Two weeks before the federal government shutdown began on Oct 1, the Director of The Office of Management and Budget issued a memo to the heads of federal departments and agencies, laying out a game plan for a potential federal shutdown. The notice is basically a 'how to' guide on shutting down federal operations, for any department heads who may not be familiar with the procedure. After all, the last time the government shut down, Barrack Obama had only just become old enough to even run for the office of President.
The memo starts out with some pretty important guidelines about not shutting down operations that are essential to public safety. The premise of which is basically saying don't go unplugging any nuclear reactors (unless you really have to). Beyond the basics, however, there's some more fine grained and at times head-scratchingly illogical advice. In the case of the guidance regarding website operation, the OMB advises that all websites should be disabled, unless doing so would significantly impede the agency's ability to carry out activities that are exempted from the shutdown.

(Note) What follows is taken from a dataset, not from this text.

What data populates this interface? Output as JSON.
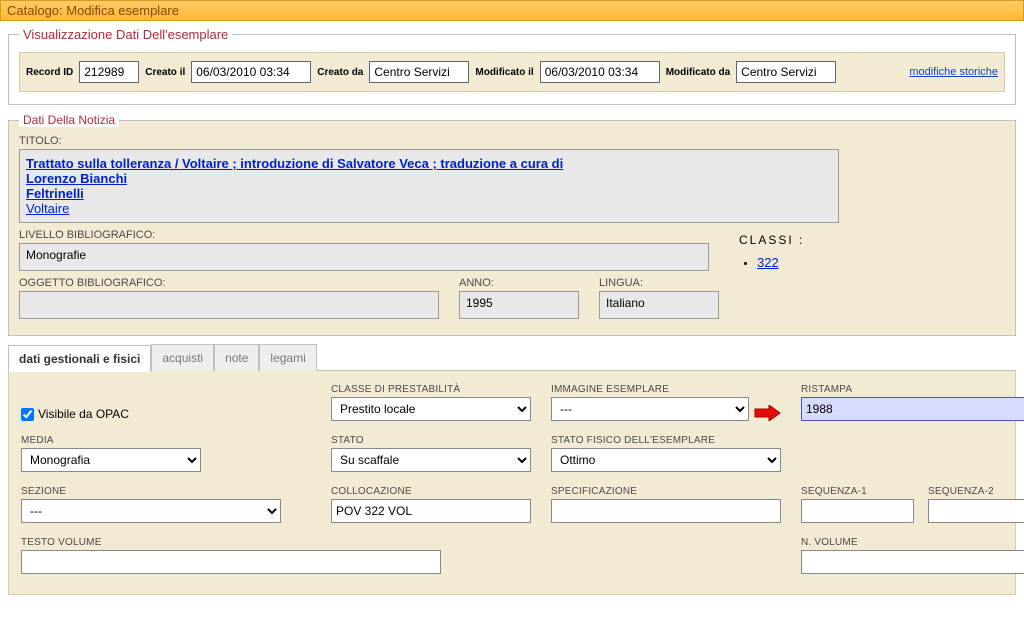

In keeping with this guidance from The White House, the Department of Health and Human Services has remained online at hhs.gov and healthcare.gov. These websites, crucial as they are to the Affordable Care Act (aka Obamacare), which has been the focal point of the current deadlock in Congress, have, naturally, remained among the few federal websites to stay online. All the while, other federal websites, many of which are widely used to access the mountains of data held by our federal government, have been shuttered. Among those affected are factfinder.gov, ftc.gov, and Congress' own website loc.gov. The irony of the situation being that the federal government has been bemoaning the threat of cyber criminals taking down government websites for years, and all it took was a single ill-advised provision of a White House memorandum to do the job.
While the availability of these websites is largely automated and the cost of keeping them accessible online, without any updates or new development, would be pennies per hour, the White House guidance instructs all websites to be taken offline, even if the cost of shutting them down exceeds the cost of continued operations, which was likely the case for most of these websites. Some websites, like that of the Federal Trade Commission, haven't even been taken offline, but instead have simply had an overlay added to prevent anyone from using the website. Now, in place of the material one expects to find when visiting the affected websites, a message reads something along the lines of this website is closed due to the federal government shutdown. Though it may as well read; you can have this information back--just as soon as we get paid. Perhaps the good people of the federal government could consider taking out a payday loan or two, like millions of Americans have to do to get by, and stop trying to punish the American people, who pay their salaries, for their own mismanagement of our money.